    • Also, as discussed in Assassin's Creed II YMMV page on Motive Decay, the Assassins seem to have gone from stopping evil acts and schemes of the Templars, as we see Altair doing in ACI, to "Killing anyone who is remotely allied with the Templars and keep humanity's free will at all costs, even if at the price of war and destruction". Plus, I think that Ezio has a lot of moments that show just how the Assassins aren't much better than the Templars or even the Hermeticists. They're dead-bent on their own vision of how to make a better world, and they're willing to kill for it. While Altair/Ezio might rebuke or ignore whenever a Templar tries a Not So Different Hannibal Lecture, a sharp-minded player can see that the Jerkass Has a Point. Either the developers had this in mind(Subtly showing how all sides of the conflict had their points and similar flaws), or it's unintended and we're supposed to be playing under Protagonist Centered Moralty(Otherwise, the game's name would be Templar's Creed, Hermeticist's Creed, etc...). The Hermeticists may have been huge jerks in killing Lucrezia's former lover, attacking Ezio and beating Leonardo, but the Assassins are not beyond allying with morally ambiguous people or empires. (Caterina Sforza was no saint, Julius II(Rodrigo Borgia's successor as Pope and huge enemy of the Borgia Family) wasn't that noble and, in Revelations, the Assassins ally with the Ottoman Sultan and Empire, but we're shown multiple times that they're very little different from the Borgia, and the Assassins just accept them because, well, they don't have any other option. One gets the impression the Assassins are more interested in killing Templars and following their Creed than taking more reasonable courses of action towards helping mankind...
  • 'Project Legacy' example: We see the death of Niccolo di Pitigliano from his own point of view, and we get memories from Perotto Calderon after he has passed on his genetic material. If you think about the series' established rules of Genetic Memory (or, indeed, revisit the Altair flashback in AC2), this gets a little confusing...

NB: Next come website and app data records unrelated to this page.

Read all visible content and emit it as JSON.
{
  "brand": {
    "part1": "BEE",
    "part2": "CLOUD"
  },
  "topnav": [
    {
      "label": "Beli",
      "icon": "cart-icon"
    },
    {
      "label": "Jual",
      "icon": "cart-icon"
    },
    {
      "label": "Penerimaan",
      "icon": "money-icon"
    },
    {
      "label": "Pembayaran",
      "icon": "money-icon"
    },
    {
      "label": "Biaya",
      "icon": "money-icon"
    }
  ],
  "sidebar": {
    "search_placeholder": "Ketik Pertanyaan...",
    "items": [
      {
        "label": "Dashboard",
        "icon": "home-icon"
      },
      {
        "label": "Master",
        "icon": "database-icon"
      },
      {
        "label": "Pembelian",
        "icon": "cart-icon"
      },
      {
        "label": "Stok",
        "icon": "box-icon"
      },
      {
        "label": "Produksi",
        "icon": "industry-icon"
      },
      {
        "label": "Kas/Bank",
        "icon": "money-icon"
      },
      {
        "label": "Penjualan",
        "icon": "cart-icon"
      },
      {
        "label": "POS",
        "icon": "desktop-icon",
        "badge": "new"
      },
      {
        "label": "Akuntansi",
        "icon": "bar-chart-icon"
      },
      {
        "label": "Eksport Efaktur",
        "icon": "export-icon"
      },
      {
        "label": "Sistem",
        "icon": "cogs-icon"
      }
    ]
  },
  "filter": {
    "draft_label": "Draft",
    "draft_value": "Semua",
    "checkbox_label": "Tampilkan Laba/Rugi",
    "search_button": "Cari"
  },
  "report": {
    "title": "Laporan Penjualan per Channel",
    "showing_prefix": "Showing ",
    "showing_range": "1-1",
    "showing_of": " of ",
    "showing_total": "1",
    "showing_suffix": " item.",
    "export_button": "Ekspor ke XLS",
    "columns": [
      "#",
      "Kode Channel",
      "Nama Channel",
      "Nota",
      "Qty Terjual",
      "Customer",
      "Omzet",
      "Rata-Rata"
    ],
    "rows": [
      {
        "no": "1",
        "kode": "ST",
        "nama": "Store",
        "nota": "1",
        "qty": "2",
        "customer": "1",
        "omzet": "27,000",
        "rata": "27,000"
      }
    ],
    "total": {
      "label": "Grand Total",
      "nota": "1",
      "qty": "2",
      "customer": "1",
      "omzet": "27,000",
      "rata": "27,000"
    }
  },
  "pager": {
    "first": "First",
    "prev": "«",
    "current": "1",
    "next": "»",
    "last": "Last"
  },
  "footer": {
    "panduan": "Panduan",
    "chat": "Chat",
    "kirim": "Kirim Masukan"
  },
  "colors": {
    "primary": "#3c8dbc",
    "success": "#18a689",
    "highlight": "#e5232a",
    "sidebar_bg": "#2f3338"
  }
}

    • It's possible that the DDS operates on different principles from the Animus. After all, what are the odds that everyone who uses the DDS has a direct lineage to all of the people whose memories that can be explored?
      • I'm fairly certain I read somewhere that the DDOS uses a different system to show users the events as they happened, but doesn't create an full 3D interface for users to play around in. But it also has it's drawbacks and disadvantages, which is probably why they need the Animus program to begin with. The DDOS is probably just an experiment to see if they can get any tangible benifits out of such a system.
      • Actually, the DDS isn't a full-blown Animus, but a "Data Dump Scanner", able to force random memories (seemingly coming from their "rightful" owners' minds) into the brains of willing appliants. The introduction cutscene before any memories warns the user of the possiblity of mindblowing glitches. Literally.
      • It's possible that Perotto had other kids who were born after the memories, and the two genetic lines simply converged.
  • Was anyone else bothered by the fact BOTH the Thieves's Guild Traitors had only one eye and wore eyepatches? I mean, they had separate character models and all. I just found it odd...